            The majority finds that manifest necessity for a mistrial is appropriate because the State failed to provide notice of a rebuttal witness; the State failed to disclose Jones's pretrial statement which the majority deems to be exculpatory; and the State failed to disclose that Jones had been offered the possibility of entering a plea to unaggravated robbery in exchange for his testimony. This Court has held that “[b]efore a manifest necessity exists which would warrant the declaring of a mistrial and the discharging of the jury and ordering a new trial, the circumstances must be prejudicial, or appear to be prejudicial, to the accused or the state.” Syllabus Point 3, State ex rel. Brooks v. Worrell, 156 W.Va. 8, 190 S.E.2d 474 (1972). It is clear that the alleged errors cited by the majority were not prejudicial to the defendant.

            First, the majority readily acknowledges that the failure of the State to disclose a rebuttal witness in an alibi case before the witness testifies does not require the reversal of a criminal conviction. As noted by the majority, in State v. Roy, 194 W.Va. 276, 460 S.E.2d 277 (1995), we held that the nondisclosure did not necessitate reversing the conviction because the defendant did not request a recess or a continuance in order to prepare a challenge to the witness's testimony. Also, in State v. Miller, 195 W.Va. 656, 466 S.E.2d 507 (1995), this Court affirmed the conviction where an undisclosed rebuttal witness gave testimony contrary to the defendant's alibi defense because, inter alia, the defendant failed to request a recess or a continuance of the proceedings. In the instant case, the defendant did not move for a recess or a continuance when Jones was called to testify.
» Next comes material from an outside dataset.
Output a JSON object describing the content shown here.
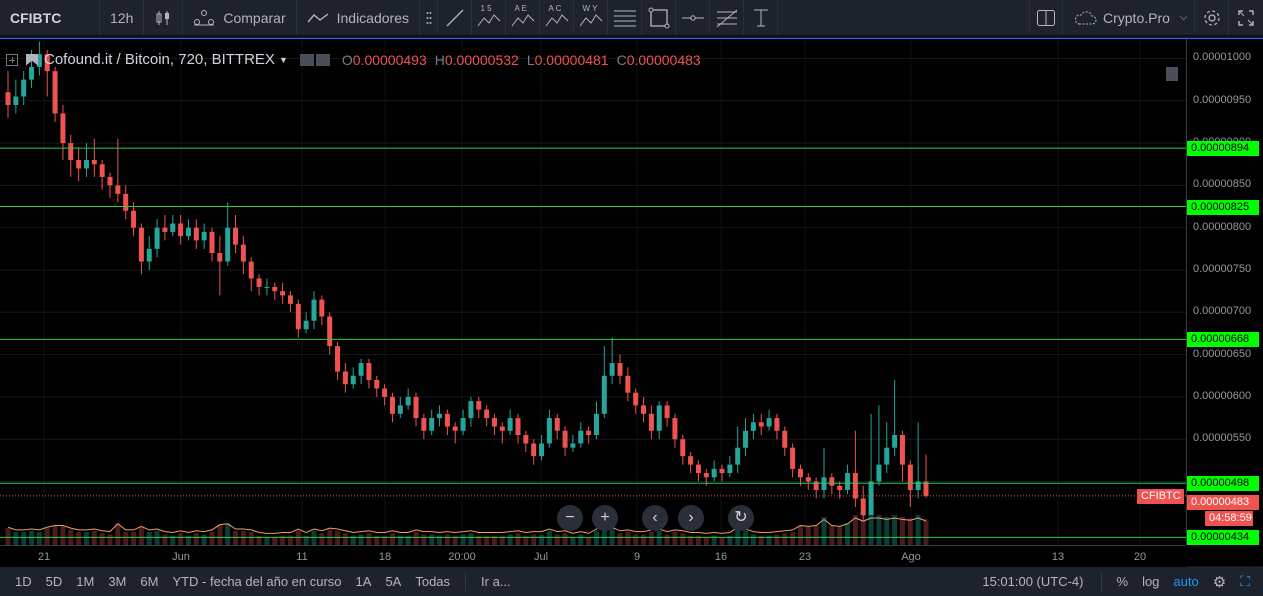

Therefore, application of our precedent in Roy and Miller mandates that no reversible error occurred and likewise no manifest necessity for a mistrial.

            Second, I do not believe the defendant was prejudiced by the State's failure to disclose Jones's pretrial statement. Significantly, it is questionable whether the statement is exculpatory. At trial, the defendant testified that he was sleeping at his mother's house in Charleston at the time of the robbery at approximately 5:00 a.m. Jones indicated in his pretrial statement that he dropped the defendant off at the house in Charleston at 3:00 a.m. Thus, even if the jury had believed Jones's pretrial statement, the statement is not inconsistent with the fact that the defendant robbed the Taco Bell two hours later at 5:00 a.m. In addition, I fail to see, and the majority does not explain, how the State's failure to disclose the statement hampered the defendant's preparation of his case. Finally, I do not believe, in light of the strong circumstantial and physical evidence of the defendant's guilt, that disclosure of Jones's pretrial statement would likely have changed the outcome of the trial. Therefore, any error in the State's failure to disclose Jones's pretrial statement was harmless and certainly did not necessitate a mistrial based on manifest necessity.
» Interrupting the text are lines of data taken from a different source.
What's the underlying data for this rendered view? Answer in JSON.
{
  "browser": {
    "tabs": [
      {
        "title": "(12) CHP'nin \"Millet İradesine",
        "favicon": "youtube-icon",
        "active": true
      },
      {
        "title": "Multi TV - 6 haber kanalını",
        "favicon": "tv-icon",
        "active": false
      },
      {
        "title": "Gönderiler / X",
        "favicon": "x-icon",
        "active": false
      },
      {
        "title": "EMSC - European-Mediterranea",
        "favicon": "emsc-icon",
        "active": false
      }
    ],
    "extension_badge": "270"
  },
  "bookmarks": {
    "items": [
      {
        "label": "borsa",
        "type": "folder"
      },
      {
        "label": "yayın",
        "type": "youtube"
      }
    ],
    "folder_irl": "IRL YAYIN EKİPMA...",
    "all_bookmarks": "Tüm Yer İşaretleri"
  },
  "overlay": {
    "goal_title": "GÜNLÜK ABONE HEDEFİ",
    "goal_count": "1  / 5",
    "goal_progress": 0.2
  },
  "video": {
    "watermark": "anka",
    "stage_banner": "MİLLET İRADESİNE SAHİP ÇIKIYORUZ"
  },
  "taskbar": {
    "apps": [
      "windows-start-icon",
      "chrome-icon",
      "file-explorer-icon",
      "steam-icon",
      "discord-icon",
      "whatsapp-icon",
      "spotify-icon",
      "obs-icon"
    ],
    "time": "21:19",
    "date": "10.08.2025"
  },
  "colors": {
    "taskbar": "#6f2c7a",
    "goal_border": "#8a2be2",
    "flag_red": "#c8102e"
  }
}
             Finally, I am at a complete loss as to how the State's failure to disclose that Jones had been offered the possibility of entering a plea to unaggravated robbery in exchange for his testimony prejudiced the defendant. Jones testified at trial that he was offered the possibility of a plea. Because the jury heard this evidence, how could the nondisclosure of the plea offer prior to trial amount to prejudicial error?

            In sum, there simply was no basis in this case for the grant of a mistrial based on manifest necessity. When one considers the totality of the evidence at trial, it is clear that the defendant had a fair opportunity to prepare and present his defense. Any surprise to the defendant arising from the State's nondisclosure could easily have been dealt with simply by moving for a recess or continuance to prepare to challenge Jones's testimony. That the defendant was unsuccessful in his defense is not due to any nondisclosure on the part of the State but rather to the substantial evidence of guilt. The bottom line is that the defendant was properly tried, and the jury, which heard all of the relevant evidence, found the defendant guilty of aggravated robbery. There simply is no sound legal reason why this conviction should not stand.

            Accordingly, I dissent.